Records for this task section start

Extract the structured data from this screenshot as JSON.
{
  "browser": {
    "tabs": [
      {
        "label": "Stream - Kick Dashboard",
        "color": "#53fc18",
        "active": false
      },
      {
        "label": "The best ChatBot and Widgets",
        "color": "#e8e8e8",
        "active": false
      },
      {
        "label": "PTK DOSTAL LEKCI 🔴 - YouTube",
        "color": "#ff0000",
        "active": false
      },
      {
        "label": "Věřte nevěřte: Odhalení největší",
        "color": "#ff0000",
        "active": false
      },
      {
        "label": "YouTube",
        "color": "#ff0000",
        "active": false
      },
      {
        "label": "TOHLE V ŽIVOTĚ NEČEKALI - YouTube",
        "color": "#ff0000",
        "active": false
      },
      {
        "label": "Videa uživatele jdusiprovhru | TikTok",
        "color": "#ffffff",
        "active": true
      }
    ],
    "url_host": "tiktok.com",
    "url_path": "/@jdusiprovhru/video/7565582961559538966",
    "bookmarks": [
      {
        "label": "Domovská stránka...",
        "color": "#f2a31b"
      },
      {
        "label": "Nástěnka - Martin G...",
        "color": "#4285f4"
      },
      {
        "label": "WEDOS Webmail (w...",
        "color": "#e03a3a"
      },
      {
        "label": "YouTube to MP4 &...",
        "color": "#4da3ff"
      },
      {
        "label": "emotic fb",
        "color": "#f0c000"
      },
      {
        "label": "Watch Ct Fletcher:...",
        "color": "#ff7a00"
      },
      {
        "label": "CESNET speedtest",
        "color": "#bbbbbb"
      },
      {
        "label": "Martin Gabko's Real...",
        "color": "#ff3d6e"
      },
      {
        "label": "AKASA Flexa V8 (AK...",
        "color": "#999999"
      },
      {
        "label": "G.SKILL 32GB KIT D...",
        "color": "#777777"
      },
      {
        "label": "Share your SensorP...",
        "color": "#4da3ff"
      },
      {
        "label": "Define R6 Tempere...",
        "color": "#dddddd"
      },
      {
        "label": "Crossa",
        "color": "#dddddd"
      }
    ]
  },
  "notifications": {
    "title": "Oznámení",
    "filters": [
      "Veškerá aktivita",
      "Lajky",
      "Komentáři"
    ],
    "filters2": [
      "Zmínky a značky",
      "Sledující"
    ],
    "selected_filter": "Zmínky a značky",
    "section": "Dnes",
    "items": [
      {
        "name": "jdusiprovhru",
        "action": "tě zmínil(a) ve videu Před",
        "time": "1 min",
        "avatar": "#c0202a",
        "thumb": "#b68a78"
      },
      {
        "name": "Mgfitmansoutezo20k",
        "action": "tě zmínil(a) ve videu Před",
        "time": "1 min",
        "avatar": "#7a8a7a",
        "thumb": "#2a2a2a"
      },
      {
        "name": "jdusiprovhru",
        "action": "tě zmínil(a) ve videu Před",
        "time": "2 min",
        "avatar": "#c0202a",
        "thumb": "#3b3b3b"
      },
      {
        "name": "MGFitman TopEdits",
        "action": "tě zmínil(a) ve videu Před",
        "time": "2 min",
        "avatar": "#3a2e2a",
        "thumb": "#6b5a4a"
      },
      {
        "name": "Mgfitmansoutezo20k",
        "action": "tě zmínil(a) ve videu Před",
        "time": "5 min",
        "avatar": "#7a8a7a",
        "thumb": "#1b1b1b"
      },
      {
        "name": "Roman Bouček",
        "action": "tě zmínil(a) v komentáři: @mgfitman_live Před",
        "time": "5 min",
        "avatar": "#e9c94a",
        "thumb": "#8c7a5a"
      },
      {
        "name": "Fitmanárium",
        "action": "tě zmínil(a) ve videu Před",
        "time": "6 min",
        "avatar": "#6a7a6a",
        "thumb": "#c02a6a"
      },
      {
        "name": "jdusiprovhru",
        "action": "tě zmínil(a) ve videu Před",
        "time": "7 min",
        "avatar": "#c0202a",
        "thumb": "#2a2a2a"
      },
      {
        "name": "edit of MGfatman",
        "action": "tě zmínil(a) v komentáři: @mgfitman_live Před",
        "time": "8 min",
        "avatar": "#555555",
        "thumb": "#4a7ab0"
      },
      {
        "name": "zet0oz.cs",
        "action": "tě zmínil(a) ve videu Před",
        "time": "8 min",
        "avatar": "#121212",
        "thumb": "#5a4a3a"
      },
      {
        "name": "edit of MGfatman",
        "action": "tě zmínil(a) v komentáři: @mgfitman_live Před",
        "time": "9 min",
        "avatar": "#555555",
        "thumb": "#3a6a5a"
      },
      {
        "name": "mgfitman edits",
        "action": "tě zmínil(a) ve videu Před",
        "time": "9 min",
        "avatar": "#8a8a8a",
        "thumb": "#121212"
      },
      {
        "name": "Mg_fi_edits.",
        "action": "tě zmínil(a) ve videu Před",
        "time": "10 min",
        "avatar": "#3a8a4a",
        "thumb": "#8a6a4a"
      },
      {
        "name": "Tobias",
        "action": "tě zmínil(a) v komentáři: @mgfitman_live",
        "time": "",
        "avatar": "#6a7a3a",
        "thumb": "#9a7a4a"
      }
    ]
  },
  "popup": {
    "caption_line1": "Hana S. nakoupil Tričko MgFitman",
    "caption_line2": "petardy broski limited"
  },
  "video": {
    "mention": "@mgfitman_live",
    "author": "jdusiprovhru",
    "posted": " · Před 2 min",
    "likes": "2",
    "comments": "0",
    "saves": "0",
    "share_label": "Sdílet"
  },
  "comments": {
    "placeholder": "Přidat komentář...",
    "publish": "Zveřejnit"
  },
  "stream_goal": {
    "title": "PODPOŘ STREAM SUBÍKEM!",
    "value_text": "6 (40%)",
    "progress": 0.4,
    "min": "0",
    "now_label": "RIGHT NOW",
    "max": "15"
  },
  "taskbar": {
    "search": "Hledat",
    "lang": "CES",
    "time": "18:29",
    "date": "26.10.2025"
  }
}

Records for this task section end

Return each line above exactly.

Extract the structured data from this screenshot as JSON.
{
  "browser": {
    "tabs": [
      {
        "label": "Stream - Kick Dashboard",
        "color": "#53fc18",
        "active": false
      },
      {
        "label": "The best ChatBot and Widgets",
        "color": "#e8e8e8",
        "active": false
      },
      {
        "label": "PTK DOSTAL LEKCI 🔴 - YouTube",
        "color": "#ff0000",
        "active": false
      },
      {
        "label": "Věřte nevěřte: Odhalení největší",
        "color": "#ff0000",
        "active": false
      },
      {
        "label": "YouTube",
        "color": "#ff0000",
        "active": false
      },
      {
        "label": "TOHLE V ŽIVOTĚ NEČEKALI - YouTube",
        "color": "#ff0000",
        "active": false
      },
      {
        "label": "Videa uživatele jdusiprovhru | TikTok",
        "color": "#ffffff",
        "active": true
      }
    ],
    "url_host": "tiktok.com",
    "url_path": "/@jdusiprovhru/video/7565582961559538966",
    "bookmarks": [
      {
        "label": "Domovská stránka...",
        "color": "#f2a31b"
      },
      {
        "label": "Nástěnka - Martin G...",
        "color": "#4285f4"
      },
      {
        "label": "WEDOS Webmail (w...",
        "color": "#e03a3a"
      },
      {
        "label": "YouTube to MP4 &...",
        "color": "#4da3ff"
      },
      {
        "label": "emotic fb",
        "color": "#f0c000"
      },
      {
        "label": "Watch Ct Fletcher:...",
        "color": "#ff7a00"
      },
      {
        "label": "CESNET speedtest",
        "color": "#bbbbbb"
      },
      {
        "label": "Martin Gabko's Real...",
        "color": "#ff3d6e"
      },
      {
        "label": "AKASA Flexa V8 (AK...",
        "color": "#999999"
      },
      {
        "label": "G.SKILL 32GB KIT D...",
        "color": "#777777"
      },
      {
        "label": "Share your SensorP...",
        "color": "#4da3ff"
      },
      {
        "label": "Define R6 Tempere...",
        "color": "#dddddd"
      },
      {
        "label": "Crossa",
        "color": "#dddddd"
      }
    ]
  },
  "notifications": {
    "title": "Oznámení",
    "filters": [
      "Veškerá aktivita",
      "Lajky",
      "Komentáři"
    ],
    "filters2": [
      "Zmínky a značky",
      "Sledující"
    ],
    "selected_filter": "Zmínky a značky",
    "section": "Dnes",
    "items": [
      {
        "name": "jdusiprovhru",
        "action": "tě zmínil(a) ve videu Před",
        "time": "1 min",
        "avatar": "#c0202a",
        "thumb": "#b68a78"
      },
      {
        "name": "Mgfitmansoutezo20k",
        "action": "tě zmínil(a) ve videu Před",
        "time": "1 min",
        "avatar": "#7a8a7a",
        "thumb": "#2a2a2a"
      },
      {
        "name": "jdusiprovhru",
        "action": "tě zmínil(a) ve videu Před",
        "time": "2 min",
        "avatar": "#c0202a",
        "thumb": "#3b3b3b"
      },
      {
        "name": "MGFitman TopEdits",
        "action": "tě zmínil(a) ve videu Před",
        "time": "2 min",
        "avatar": "#3a2e2a",
        "thumb": "#6b5a4a"
      },
      {
        "name": "Mgfitmansoutezo20k",
        "action": "tě zmínil(a) ve videu Před",
        "time": "5 min",
        "avatar": "#7a8a7a",
        "thumb": "#1b1b1b"
      },
      {
        "name": "Roman Bouček",
        "action": "tě zmínil(a) v komentáři: @mgfitman_live Před",
        "time": "5 min",
        "avatar": "#e9c94a",
        "thumb": "#8c7a5a"
      },
      {
        "name": "Fitmanárium",
        "action": "tě zmínil(a) ve videu Před",
        "time": "6 min",
        "avatar": "#6a7a6a",
        "thumb": "#c02a6a"
      },
      {
        "name": "jdusiprovhru",
        "action": "tě zmínil(a) ve videu Před",
        "time": "7 min",
        "avatar": "#c0202a",
        "thumb": "#2a2a2a"
      },
      {
        "name": "edit of MGfatman",
        "action": "tě zmínil(a) v komentáři: @mgfitman_live Před",
        "time": "8 min",
        "avatar": "#555555",
        "thumb": "#4a7ab0"
      },
      {
        "name": "zet0oz.cs",
        "action": "tě zmínil(a) ve videu Před",
        "time": "8 min",
        "avatar": "#121212",
        "thumb": "#5a4a3a"
      },
      {
        "name": "edit of MGfatman",
        "action": "tě zmínil(a) v komentáři: @mgfitman_live Před",
        "time": "9 min",
        "avatar": "#555555",
        "thumb": "#3a6a5a"
      },
      {
        "name": "mgfitman edits",
        "action": "tě zmínil(a) ve videu Před",
        "time": "9 min",
        "avatar": "#8a8a8a",
        "thumb": "#121212"
      },
      {
        "name": "Mg_fi_edits.",
        "action": "tě zmínil(a) ve videu Před",
        "time": "10 min",
        "avatar": "#3a8a4a",
        "thumb": "#8a6a4a"
      },
      {
        "name": "Tobias",
        "action": "tě zmínil(a) v komentáři: @mgfitman_live",
        "time": "",
        "avatar": "#6a7a3a",
        "thumb": "#9a7a4a"
      }
    ]
  },
  "popup": {
    "caption_line1": "Hana S. nakoupil Tričko MgFitman",
    "caption_line2": "petardy broski limited"
  },
  "video": {
    "mention": "@mgfitman_live",
    "author": "jdusiprovhru",
    "posted": " · Před 2 min",
    "likes": "2",
    "comments": "0",
    "saves": "0",
    "share_label": "Sdílet"
  },
  "comments": {
    "placeholder": "Přidat komentář...",
    "publish": "Zveřejnit"
  },
  "stream_goal": {
    "title": "PODPOŘ STREAM SUBÍKEM!",
    "value_text": "6 (40%)",
    "progress": 0.4,
    "min": "0",
    "now_label": "RIGHT NOW",
    "max": "15"
  },
  "taskbar": {
    "search": "Hledat",
    "lang": "CES",
    "time": "18:29",
    "date": "26.10.2025"
  }
}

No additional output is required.